Email Quotes and Inclusion Conventions
One area where conventions for on-line writing are still in some flux is the marking of included material from earlier messages -- what would be called `block quotations' in ordinary English. From the usual typographic convention employed for these (smaller font at an extra indent), there derived a practice of included text being indented by one ASCII TAB (0001001) character, which under Unix and many other environments gives the appearance of an 8-space indent.
Early mail and netnews readers had no facility for including messages
this way, so people had to paste in copy manually. BSD
The practice of including text from the parent article when posting a followup helped solve what had been a major nuisance on Usenet: the fact that articles do not arrive at different sites in the same order. Careless posters used to post articles that would begin with, or even consist entirely of, "No, that's wrong" or "I agree" or the like. It was hard to see who was responding to what. Consequently, around 1984, new news-posting software evolved a facility to automatically include the text of a previous article, marked with "> " or whatever the poster chose. The poster was expected to delete all but the relevant lines. The result has been that, now, careless posters post articles containing the entire text of a preceding article, followed only by "No, that's wrong" or "I agree".
Many people feel that this cure is worse than the original disease, and there soon appeared newsreader software designed to let the reader skip over included text if desired. Today, some posting software rejects articles containing too high a proportion of lines beginning with `>' -- but this too has led to undesirable workarounds, such as the deliberate inclusion of zero-content filler lines which aren't quoted and thus pull the message below the rejection threshold.
Because the default mailers supplied with Unix and other operating systems haven't evolved as quickly as human usage, the older conventions using a leading TAB or three or four spaces are still alive; however, >-inclusion is now clearly the prevalent form in both netnews and mail.
Inclusion practice is still evolving, and disputes over the `correct' inclusion style occasionally lead to holy wars.
Most netters view an inclusion as a promise that comment on it will
immediately follow. The preferred, conversational style looks like this,
> relevant excerpt 1 response to excerpt > relevant excerpt 2 response to excerpt > relevant excerpt 3 response to excerpt
or for short messages like this:
> entire message response to message
Thanks to poor design of some PC-based mail agents (notably Microsoft

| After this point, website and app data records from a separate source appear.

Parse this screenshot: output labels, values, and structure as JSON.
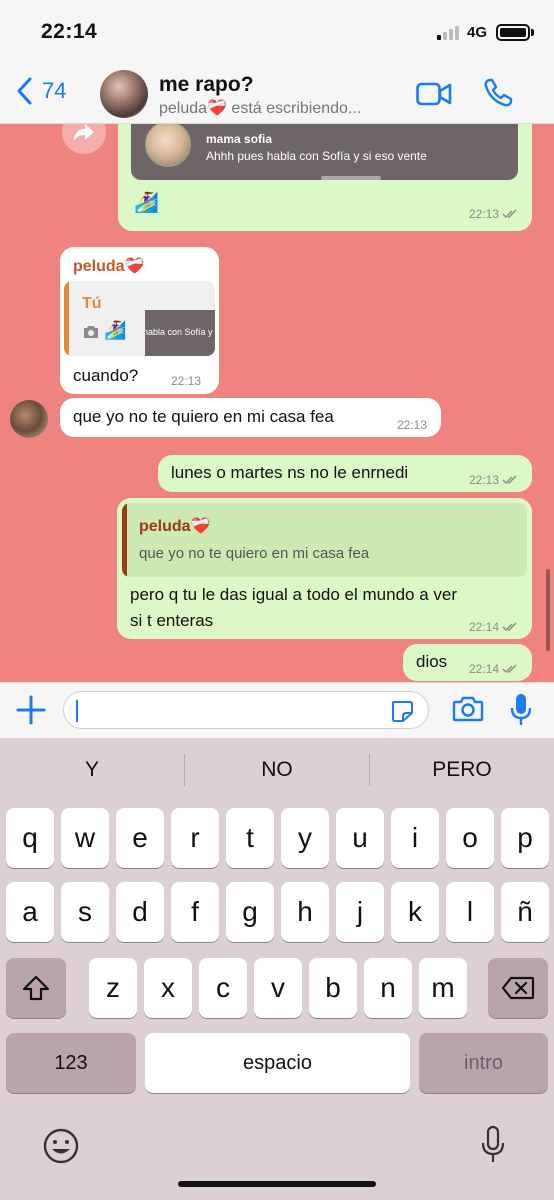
{
  "status_bar": {
    "time": "22:14",
    "network": "4G"
  },
  "header": {
    "back_count": "74",
    "title": "me rapo?",
    "subtitle": "peluda❤️‍🩹 está escribiendo..."
  },
  "messages": {
    "m1": {
      "shared_name": "mama sofia",
      "shared_text": "Ahhh pues habla con Sofía y si eso vente",
      "emoji": "🏄‍♀️",
      "time": "22:13"
    },
    "m2": {
      "sender": "peluda❤️‍🩹",
      "quote_author": "Tú",
      "quote_emoji": "🏄‍♀️",
      "quote_preview": "habla con Sofía y si",
      "text": "cuando?",
      "time": "22:13"
    },
    "m3": {
      "text": "que yo no te quiero en mi casa fea",
      "time": "22:13"
    },
    "m4": {
      "text": "lunes o martes ns no le enrnedi",
      "time": "22:13"
    },
    "m5": {
      "quote_author": "peluda❤️‍🩹",
      "quote_text": "que yo no te quiero en mi casa fea",
      "line1": "pero q tu le das igual a todo el mundo a ver",
      "line2": "si t enteras",
      "time": "22:14"
    },
    "m6": {
      "text": "dios",
      "time": "22:14"
    }
  },
  "input": {
    "value": ""
  },
  "keyboard": {
    "suggestions": [
      "Y",
      "NO",
      "PERO"
    ],
    "row1": [
      "q",
      "w",
      "e",
      "r",
      "t",
      "y",
      "u",
      "i",
      "o",
      "p"
    ],
    "row2": [
      "a",
      "s",
      "d",
      "f",
      "g",
      "h",
      "j",
      "k",
      "l",
      "ñ"
    ],
    "row3": [
      "z",
      "x",
      "c",
      "v",
      "b",
      "n",
      "m"
    ],
    "numbers_label": "123",
    "space_label": "espacio",
    "return_label": "intro"
  },
  "colors": {
    "accent": "#1a7cf0",
    "chat_background": "#ef8380",
    "outgoing_bubble": "#dcf8c6",
    "incoming_bubble": "#ffffff",
    "sender_name": "#c25b27",
    "quote_you": "#e8893a",
    "quote_other": "#9a3a18"
  },
  "icons": {
    "back": "chevron-left-icon",
    "video": "video-camera-icon",
    "phone": "phone-icon",
    "forward": "forward-icon",
    "read": "double-check-icon",
    "add": "plus-icon",
    "sticker": "sticker-icon",
    "camera": "camera-icon",
    "mic": "microphone-icon",
    "shift": "shift-icon",
    "delete": "backspace-icon",
    "emoji": "emoji-icon",
    "dictation": "dictation-mic-icon"
  }
}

Outlook and Outlook Express), one will occasionally see the entire
quoted message after the response, like this
response to message > entire message
but this practice is strongly deprecated.
Occasionally one sees a